Along with Tim McCarver and Carlton Fisk, Dempsey is one of only three catchers to play in the majors in four decades. After his playing career ended, he managed in the minors with the hope of eventually landing a big league job, but it did not happen. Most recently, he has been a big league coach with the Los Angeles Dodgers in 1999 and 2000 and the Baltimore Orioles from 2002 to 2006. He also spent the 2001 season as an Orioles television broadcaster. Dempsey remained a familiar face to Orioles fans, serving as an analyst and occasional television broadcaster on MASN for the Orioles from 2007 through 2020.

Dempsey is the uncle of fellow big league catcher Gregg Zaun. Additionally his brother, Pat, was a minor league catcher, as was his son, John.

Notable Achievements[edit]

Year-By-Year Minor League Managerial Record[edit]

Year Team League Record Finish Organization Playoffs
1993 Bakersfield Dodgers California League 42-94 10th Los Angeles Dodgers
1994 Albuquerque Dukes Pacific Coast League 83-56 1st Los Angeles Dodgers League Champs
1995 Albuquerque Dukes Pacific Coast League 75-69 5th Los Angeles Dodgers
1997 Norfolk Tides International League 75-67 5th New York Mets
1998 Norfolk Tides International League 70-72 7th New York Mets

Further Reading[edit]

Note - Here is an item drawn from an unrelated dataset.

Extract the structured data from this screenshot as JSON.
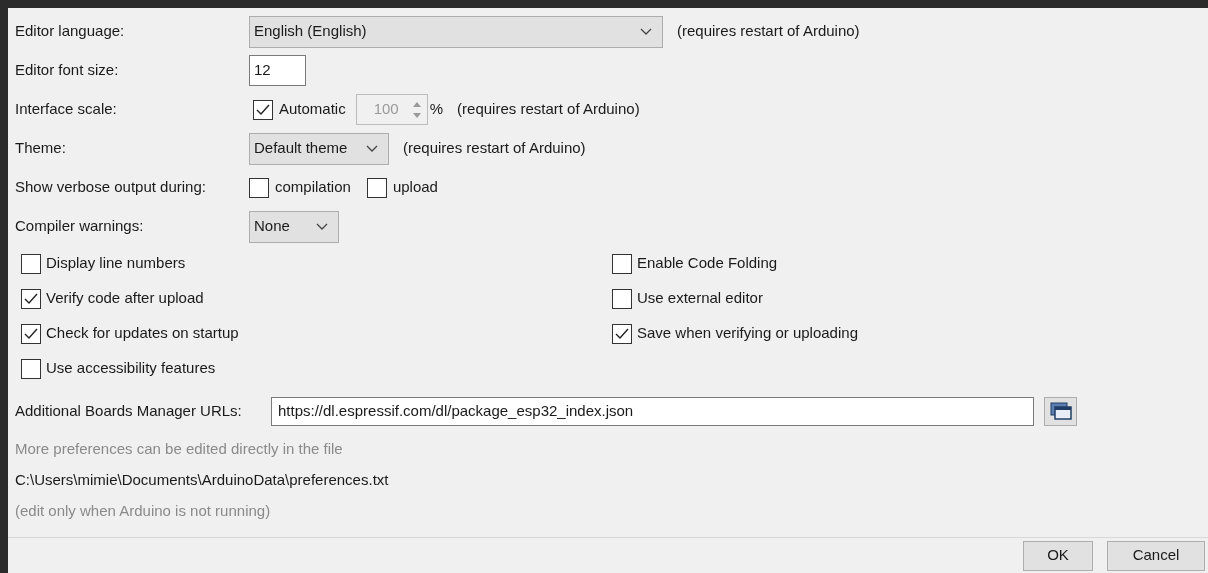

  • Louis Berney: "Baltimore's Own "Babe Ruth": Rick Dempsey (1976-1986; 1992)", in Tales from the Baltimore Orioles Dugout: A Collection of the Greatest Orioles Stories Ever Told, Sports Publishing, New York, NY, revised 2012, pp. 128-134. ISBN 978-1613210871
  • Wayne Coffey: "Tough Nut Flaky, Feisty Rick Dempsey Is Rolling with the Tides", New York Daily News, July 6, 1997, pp. 90-. [1]
  • Wayne Coffey: "Rick Dempsey: His Career Survives Fires of Combat", Baseball Digest, Volume 57, Number 2, February 1998, pp. 54-.
  • Rick Dempsey (as told to George Vass): "The Game I'll Never Forget", Baseball Digest, Volume 46, Number 11, November 1987, pp. 71-73.
  • Ron Fimrite: "He Was Moe Than Philly Could Handle", Sports Illustrated, Volume 59, Number 18, October 24, 1983. [2]
  • Dave Johnson: "High Profile: Q & A: Rick Dempsey: Tides Manager Is On Deck, Ready for Chance in Big Leagues", Daily Press, Newport, VA, July 6, 1998, pp. A1-. [3]
  • Ed Lucas and Paul Post: "Rick Dempsey Looks Back: On His 24 Seasons as a Big League Catcher", Baseball Digest, Volume 65, Number 3, May 2006, pp. 76-.
  • Johnathon Schaech: Rick Dempsey's Caught Stealing: Unbelievable Stories from a Lifetime of Baseball, Cemetery Dance Publications, Los Angeles, CA, 2014. ISBN 978-1587674204
  • Jeff Seidel: "Rick Dempsey", in Baltimore Orioles: Where Have You Gone? Cal Ripken Jr., Brooks Robinson, Jim Palmer, and Other Orioles Greats, Sports Publishing, New York , NY, revised 2014, pp. 99-103. ISBN 978-1613216347

Related Sites[edit]